— What you have to do —
Your response must be made up of each line in the data below that contains the string "ceshiMessage".

— Provided records —

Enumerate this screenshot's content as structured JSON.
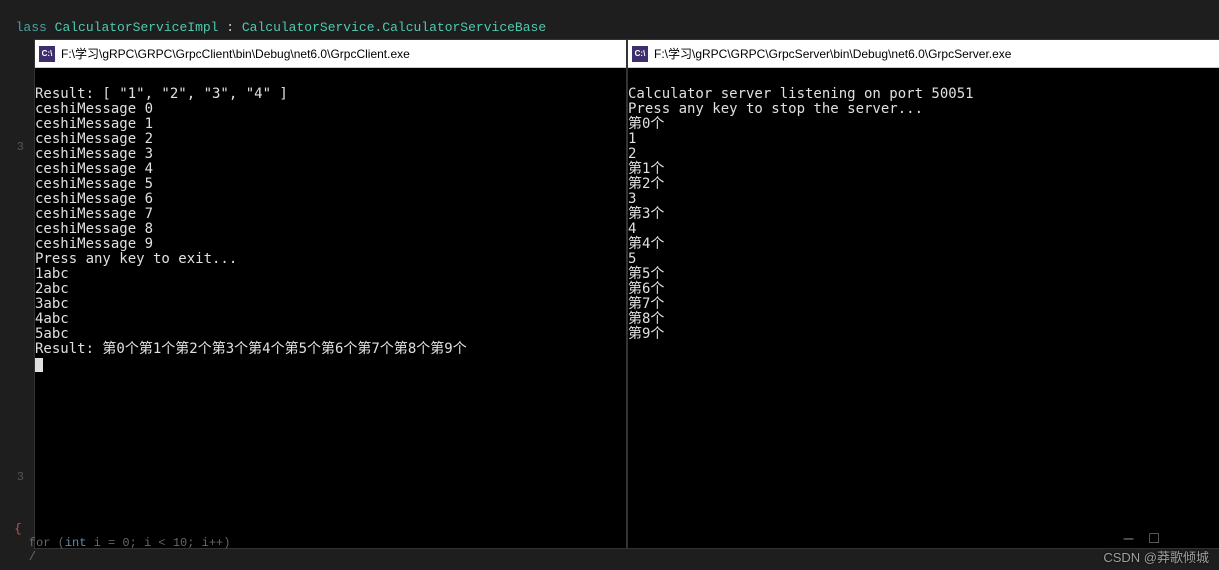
{
  "code_header": {
    "keyword": "lass",
    "class_name": "CalculatorServiceImpl",
    "sep": " : ",
    "base_class": "CalculatorService.CalculatorServiceBase"
  },
  "left_window": {
    "title": "F:\\学习\\gRPC\\GRPC\\GrpcClient\\bin\\Debug\\net6.0\\GrpcClient.exe",
    "icon_text": "C:\\",
    "lines": [
      "Result: [ \"1\", \"2\", \"3\", \"4\" ]",
      "ceshiMessage 0",
      "ceshiMessage 1",
      "ceshiMessage 2",
      "ceshiMessage 3",
      "ceshiMessage 4",
      "ceshiMessage 5",
      "ceshiMessage 6",
      "ceshiMessage 7",
      "ceshiMessage 8",
      "ceshiMessage 9",
      "Press any key to exit...",
      "1abc",
      "2abc",
      "3abc",
      "4abc",
      "5abc",
      "Result: 第0个第1个第2个第3个第4个第5个第6个第7个第8个第9个"
    ]
  },
  "right_window": {
    "title": "F:\\学习\\gRPC\\GRPC\\GrpcServer\\bin\\Debug\\net6.0\\GrpcServer.exe",
    "icon_text": "C:\\",
    "lines": [
      "Calculator server listening on port 50051",
      "Press any key to stop the server...",
      "第0个",
      "1",
      "2",
      "第1个",
      "第2个",
      "3",
      "第3个",
      "4",
      "第4个",
      "5",
      "第5个",
      "第6个",
      "第7个",
      "第8个",
      "第9个"
    ]
  },
  "gutter": {
    "num3_top": "3",
    "num3_bottom": "3"
  },
  "code_footer": {
    "brace_open": "{",
    "brace_close": "}",
    "for_line_pre": "    for ",
    "for_line_paren": "(",
    "for_line_type": "int ",
    "for_line_body": "i = 0; i < 10; i++",
    "for_line_close": ")",
    "slash": "    /"
  },
  "watermark": "CSDN @莽歌倾城",
  "win_controls": {
    "minimize": "—",
    "box": "□"
  }
}
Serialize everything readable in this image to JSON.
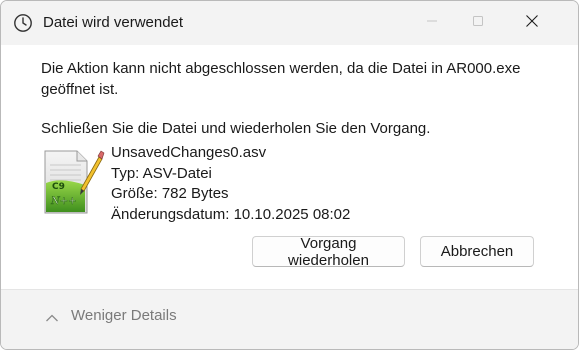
{
  "window": {
    "title": "Datei wird verwendet",
    "title_icon": "clock-icon"
  },
  "caption_buttons": {
    "minimize": "minimize-icon",
    "maximize": "maximize-icon",
    "close": "close-icon"
  },
  "message": {
    "line1": "Die Aktion kann nicht abgeschlossen werden, da die Datei in AR000.exe geöffnet ist.",
    "line2": "Schließen Sie die Datei und wiederholen Sie den Vorgang."
  },
  "file": {
    "icon": "notepad-plus-plus-file-icon",
    "name": "UnsavedChanges0.asv",
    "type": "Typ: ASV-Datei",
    "size": "Größe: 782 Bytes",
    "modified": "Änderungsdatum: 10.10.2025 08:02"
  },
  "buttons": {
    "retry_label": "Vorgang wiederholen",
    "cancel_label": "Abbrechen"
  },
  "footer": {
    "details_label": "Weniger Details",
    "details_icon": "chevron-up-icon"
  }
}
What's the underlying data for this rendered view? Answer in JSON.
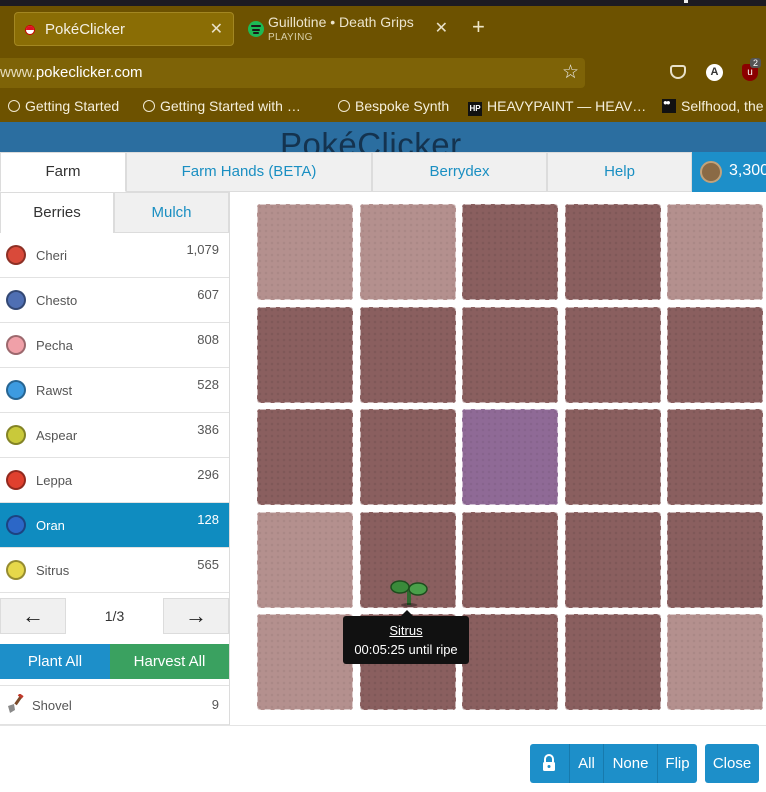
{
  "browser": {
    "tabs": [
      {
        "title": "PokéClicker",
        "active": true
      },
      {
        "title": "Guillotine • Death Grips",
        "subtitle": "PLAYING"
      }
    ],
    "url_prefix": "www.",
    "url_domain": "pokeclicker.com",
    "account_letter": "A",
    "ublock_badge": "2",
    "bookmarks": [
      "Getting Started",
      "Getting Started with …",
      "Bespoke Synth",
      "HEAVYPAINT — HEAV…",
      "Selfhood, the"
    ]
  },
  "page": {
    "logo": "PokéClicker"
  },
  "main_tabs": [
    "Farm",
    "Farm Hands (BETA)",
    "Berrydex",
    "Help"
  ],
  "currency": {
    "amount": "3,300"
  },
  "sidebar": {
    "tabs": [
      "Berries",
      "Mulch"
    ],
    "berries": [
      {
        "name": "Cheri",
        "count": "1,079",
        "color": "#d94a3a"
      },
      {
        "name": "Chesto",
        "count": "607",
        "color": "#4f6fb3"
      },
      {
        "name": "Pecha",
        "count": "808",
        "color": "#f0a0a8"
      },
      {
        "name": "Rawst",
        "count": "528",
        "color": "#3d9be0"
      },
      {
        "name": "Aspear",
        "count": "386",
        "color": "#c9c93a"
      },
      {
        "name": "Leppa",
        "count": "296",
        "color": "#e0402e"
      },
      {
        "name": "Oran",
        "count": "128",
        "color": "#2c67c7",
        "selected": true
      },
      {
        "name": "Sitrus",
        "count": "565",
        "color": "#e6d84a"
      }
    ],
    "pager": {
      "prev": "←",
      "page": "1/3",
      "next": "→"
    },
    "plant_all": "Plant All",
    "harvest_all": "Harvest All",
    "shovel": {
      "name": "Shovel",
      "count": "9"
    }
  },
  "farm": {
    "rows": [
      [
        "light",
        "light",
        "dark",
        "dark",
        "light"
      ],
      [
        "dark",
        "dark",
        "dark",
        "dark",
        "dark"
      ],
      [
        "dark",
        "dark",
        "purple",
        "dark",
        "dark"
      ],
      [
        "light",
        "dark",
        "dark",
        "dark",
        "dark"
      ],
      [
        "light",
        "dark",
        "dark",
        "dark",
        "light"
      ]
    ],
    "tooltip": {
      "berry": "Sitrus",
      "time": "00:05:25 until ripe"
    }
  },
  "footer": {
    "lock_buttons": [
      "All",
      "None",
      "Flip"
    ],
    "close": "Close"
  }
}
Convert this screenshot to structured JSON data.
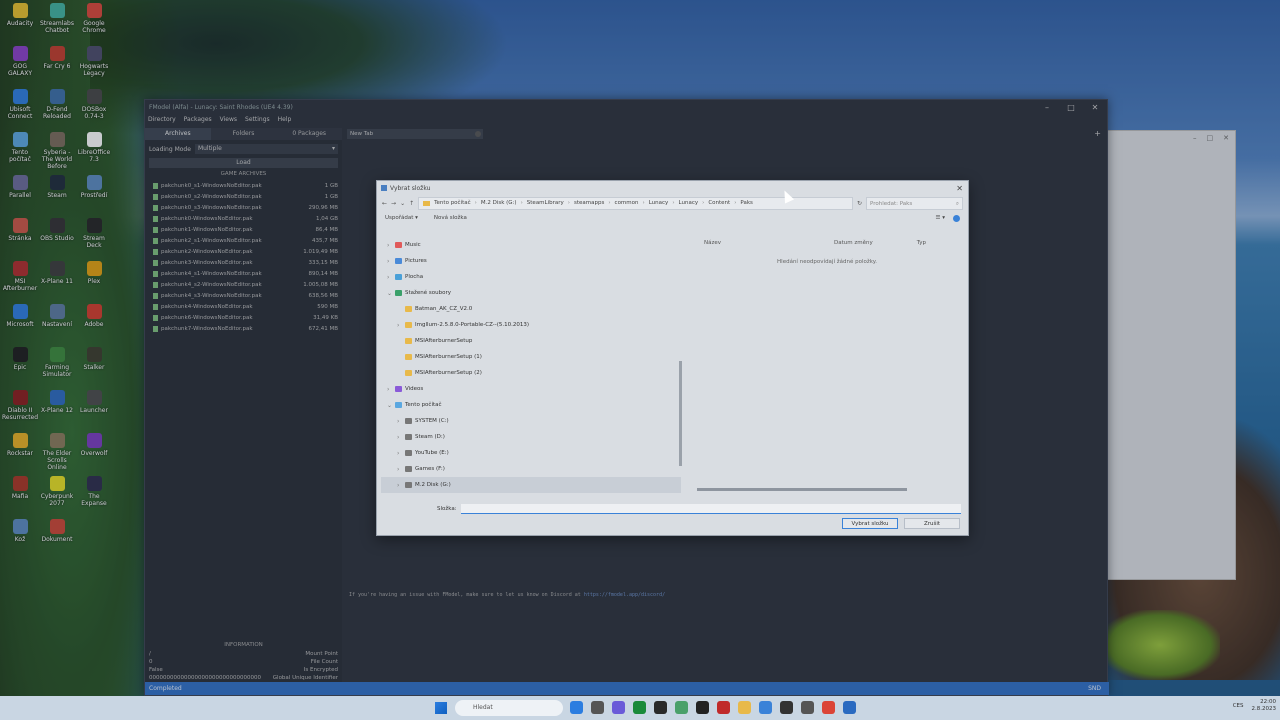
{
  "desktop": {
    "icons": [
      {
        "label": "Audacity",
        "color": "#e8c02a"
      },
      {
        "label": "Streamlabs Chatbot",
        "color": "#3fb3a0"
      },
      {
        "label": "Google Chrome",
        "color": "#db4437"
      },
      {
        "label": "GOG GALAXY",
        "color": "#8a3ec8"
      },
      {
        "label": "Far Cry 6",
        "color": "#c23a2a"
      },
      {
        "label": "Hogwarts Legacy",
        "color": "#4a4a6a"
      },
      {
        "label": "Ubisoft Connect",
        "color": "#2b7de0"
      },
      {
        "label": "D-Fend Reloaded",
        "color": "#3a6ea8"
      },
      {
        "label": "DOSBox 0.74-3",
        "color": "#444"
      },
      {
        "label": "Tento počítač",
        "color": "#5aa7e0"
      },
      {
        "label": "Syberia - The World Before",
        "color": "#7a6a5a"
      },
      {
        "label": "LibreOffice 7.3",
        "color": "#ffffff"
      },
      {
        "label": "Parallel",
        "color": "#6a6a9a"
      },
      {
        "label": "Steam",
        "color": "#1b2838"
      },
      {
        "label": "Prostředí",
        "color": "#5a8ac0"
      },
      {
        "label": "Stránka",
        "color": "#cc5544"
      },
      {
        "label": "OBS Studio",
        "color": "#302e31"
      },
      {
        "label": "Stream Deck",
        "color": "#222"
      },
      {
        "label": "MSI Afterburner",
        "color": "#b02a2a"
      },
      {
        "label": "X-Plane 11",
        "color": "#3a3a3a"
      },
      {
        "label": "Plex",
        "color": "#e5a00d"
      },
      {
        "label": "Microsoft",
        "color": "#2b7de0"
      },
      {
        "label": "Nastavení",
        "color": "#5a7aa0"
      },
      {
        "label": "Adobe",
        "color": "#d43a2a"
      },
      {
        "label": "Epic",
        "color": "#1a1a1a"
      },
      {
        "label": "Farming Simulator",
        "color": "#3a8a3a"
      },
      {
        "label": "Stalker",
        "color": "#3a3a2a"
      },
      {
        "label": "Diablo II Resurrected",
        "color": "#8a1a1a"
      },
      {
        "label": "X-Plane 12",
        "color": "#2a6ac0"
      },
      {
        "label": "Launcher",
        "color": "#4a4a4a"
      },
      {
        "label": "Rockstar",
        "color": "#e8b020"
      },
      {
        "label": "The Elder Scrolls Online",
        "color": "#8a7a5a"
      },
      {
        "label": "Overwolf",
        "color": "#7a3ac0"
      },
      {
        "label": "Mafia",
        "color": "#aa3322"
      },
      {
        "label": "Cyberpunk 2077",
        "color": "#e8e020"
      },
      {
        "label": "The Expanse",
        "color": "#2a2a4a"
      },
      {
        "label": "Kož",
        "color": "#5a8ac0"
      },
      {
        "label": "Dokument",
        "color": "#cc4433"
      }
    ]
  },
  "fmodel": {
    "title": "FModel (Alfa) - Lunacy: Saint Rhodes (UE4 4.39)",
    "menu": [
      "Directory",
      "Packages",
      "Views",
      "Settings",
      "Help"
    ],
    "tabs": {
      "archives": "Archives",
      "folders": "Folders",
      "packages": "0 Packages"
    },
    "loading_mode_label": "Loading Mode",
    "loading_mode_value": "Multiple",
    "load_button": "Load",
    "archives_header": "GAME ARCHIVES",
    "archives": [
      {
        "name": "pakchunk0_s1-WindowsNoEditor.pak",
        "size": "1 GB"
      },
      {
        "name": "pakchunk0_s2-WindowsNoEditor.pak",
        "size": "1 GB"
      },
      {
        "name": "pakchunk0_s3-WindowsNoEditor.pak",
        "size": "290,96 MB"
      },
      {
        "name": "pakchunk0-WindowsNoEditor.pak",
        "size": "1,04 GB"
      },
      {
        "name": "pakchunk1-WindowsNoEditor.pak",
        "size": "86,4 MB"
      },
      {
        "name": "pakchunk2_s1-WindowsNoEditor.pak",
        "size": "435,7 MB"
      },
      {
        "name": "pakchunk2-WindowsNoEditor.pak",
        "size": "1.019,49 MB"
      },
      {
        "name": "pakchunk3-WindowsNoEditor.pak",
        "size": "333,15 MB"
      },
      {
        "name": "pakchunk4_s1-WindowsNoEditor.pak",
        "size": "890,14 MB"
      },
      {
        "name": "pakchunk4_s2-WindowsNoEditor.pak",
        "size": "1.005,08 MB"
      },
      {
        "name": "pakchunk4_s3-WindowsNoEditor.pak",
        "size": "638,56 MB"
      },
      {
        "name": "pakchunk4-WindowsNoEditor.pak",
        "size": "590 MB"
      },
      {
        "name": "pakchunk6-WindowsNoEditor.pak",
        "size": "31,49 KB"
      },
      {
        "name": "pakchunk7-WindowsNoEditor.pak",
        "size": "672,41 MB"
      }
    ],
    "info_header": "INFORMATION",
    "info": [
      {
        "value": "/",
        "label": "Mount Point"
      },
      {
        "value": "0",
        "label": "File Count"
      },
      {
        "value": "False",
        "label": "Is Encrypted"
      },
      {
        "value": "00000000000000000000000000000000",
        "label": "Global Unique Identifier"
      }
    ],
    "tab_label": "New Tab",
    "log_text": "If you're having an issue with FModel, make sure to let us know on Discord at ",
    "log_link": "https://fmodel.app/discord/",
    "status": "Completed",
    "status_right": "SND"
  },
  "dialog": {
    "title": "Vybrat složku",
    "path": [
      "Tento počítač",
      "M.2 Disk (G:)",
      "SteamLibrary",
      "steamapps",
      "common",
      "Lunacy",
      "Lunacy",
      "Content",
      "Paks"
    ],
    "search_placeholder": "Prohledat: Paks",
    "organize": "Uspořádat ▾",
    "new_folder": "Nová složka",
    "tree": [
      {
        "label": "Music",
        "color": "#e05a5a",
        "indent": 0,
        "caret": ">"
      },
      {
        "label": "Pictures",
        "color": "#4a8ad8",
        "indent": 0,
        "caret": ">"
      },
      {
        "label": "Plocha",
        "color": "#4aa0d8",
        "indent": 0,
        "caret": ">"
      },
      {
        "label": "Stažené soubory",
        "color": "#3aa06a",
        "indent": 0,
        "caret": "v"
      },
      {
        "label": "Batman_AK_CZ_V2.0",
        "color": "#e8b94a",
        "indent": 1,
        "caret": ""
      },
      {
        "label": "Imgllum-2.5.8.0-Portable-CZ--(5.10.2013)",
        "color": "#e8b94a",
        "indent": 1,
        "caret": ">"
      },
      {
        "label": "MSIAfterburnerSetup",
        "color": "#e8b94a",
        "indent": 1,
        "caret": ""
      },
      {
        "label": "MSIAfterburnerSetup (1)",
        "color": "#e8b94a",
        "indent": 1,
        "caret": ""
      },
      {
        "label": "MSIAfterburnerSetup (2)",
        "color": "#e8b94a",
        "indent": 1,
        "caret": ""
      },
      {
        "label": "Videos",
        "color": "#8a5ad8",
        "indent": 0,
        "caret": ">"
      },
      {
        "label": "Tento počítač",
        "color": "#5aa7e0",
        "indent": 0,
        "caret": "v"
      },
      {
        "label": "SYSTEM (C:)",
        "color": "#777",
        "indent": 1,
        "caret": ">"
      },
      {
        "label": "Steam (D:)",
        "color": "#777",
        "indent": 1,
        "caret": ">"
      },
      {
        "label": "YouTube (E:)",
        "color": "#777",
        "indent": 1,
        "caret": ">"
      },
      {
        "label": "Games (F:)",
        "color": "#777",
        "indent": 1,
        "caret": ">"
      },
      {
        "label": "M.2 Disk (G:)",
        "color": "#777",
        "indent": 1,
        "caret": ">"
      }
    ],
    "columns": {
      "name": "Název",
      "date": "Datum změny",
      "type": "Typ"
    },
    "empty_message": "Hledání neodpovídají žádné položky.",
    "folder_label": "Složka:",
    "select_button": "Vybrat složku",
    "cancel_button": "Zrušit"
  },
  "taskbar": {
    "search_placeholder": "Hledat",
    "lang": "CES",
    "time": "22:00",
    "date": "2.8.2023",
    "apps": [
      "#2b7de0",
      "#555",
      "#6a5ad8",
      "#1a8a3a",
      "#2a2a2a",
      "#4aa06a",
      "#222",
      "#c02a2a",
      "#e8b94a",
      "#3a82d8",
      "#333",
      "#555",
      "#db4437",
      "#2a6ac0"
    ]
  }
}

— Answer box —
      "ceshiMessage 0",
      "ceshiMessage 1",
      "ceshiMessage 2",
      "ceshiMessage 3",
      "ceshiMessage 4",
      "ceshiMessage 5",
      "ceshiMessage 6",
      "ceshiMessage 7",
      "ceshiMessage 8",
      "ceshiMessage 9",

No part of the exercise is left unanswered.